Most people know that Alexander Graham Bell invented the telephone in 1876. But did you know that the first public phone was installed in 1878? And it came with a little something extra—an attendant! This was necessary because early pay telephones were not able to accept coins. How it worked was the attendant initiated the call for the customer and accepted the customer’s money after the call was completed. This type of public phone would have been located in hotel lobbies, train stations and other public places. This must have made having a private phone conversation very difficult!
The first coin-operated public payphone that no longer needed an attendant was installed in Hartford, Connecticut in 1889 in the Hartford Bank. Early payphones were designed as “post pay” phones, meaning you deposited the coins once the call was completed. A prepay telephone, known as the Western Electric “No. 5 Coin Collector” was first installed in Chicago in 1898. The use of payphones spread, and by 1902 they totaled 81,000 payphones across the U.S. And up until 1905, all payphones were placed indoors in buildings where the public could access them.
In 1905 the first street payphone was installed on a thoroughfare in Cincinnati, Ohio. People did not take very well to the lack of privacy and this setup was slow to catch on. But outdoor payphones certainly became not only accepted, but a necessity. And because of this, telephone booths made improvements as well, starting out as wooden booths and later being updated to metal. By 1960, the Bell System had installed their millionth payphone.

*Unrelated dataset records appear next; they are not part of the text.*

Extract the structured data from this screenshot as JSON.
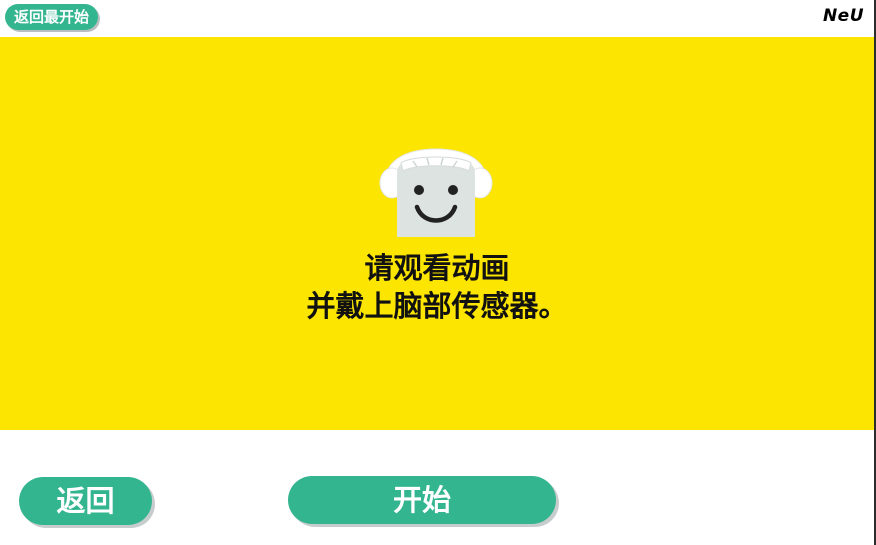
{
  "header": {
    "restart_label": "返回最开始",
    "brand": "NeU"
  },
  "main": {
    "mascot_icon": "smiling-headset-mascot-icon",
    "message_line1": "请观看动画",
    "message_line2": "并戴上脑部传感器。"
  },
  "footer": {
    "back_label": "返回",
    "start_label": "开始"
  },
  "colors": {
    "panel_background": "#fce500",
    "button_green": "#33b58f",
    "button_text": "#ffffff"
  }
}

The 3-slot dial payphone was introduced in the 1950s when a phone cost a nickel, and then increased to a dime for local calls. This 3-slot phone allowed the caller to insert dimes, nickels and quarters and was the inspiration for the Black Crosley 50’s Payphone. Looking like an old phone, with classic 50s styling with modern day push-button convenience, it will add a retro look wherever you decide to mount it. This wall phone is perfect for your man cave, gameroom, garage, or retro style kitchen. This phone does not require coins to operate it, but you may choose to utilize it as a bank and enjoy the sound as you hear the coins fall as they are being collected. This retro telephone makes an amazing gift for any lover of the 50s look and a great finishing touch to your vintage kitchen.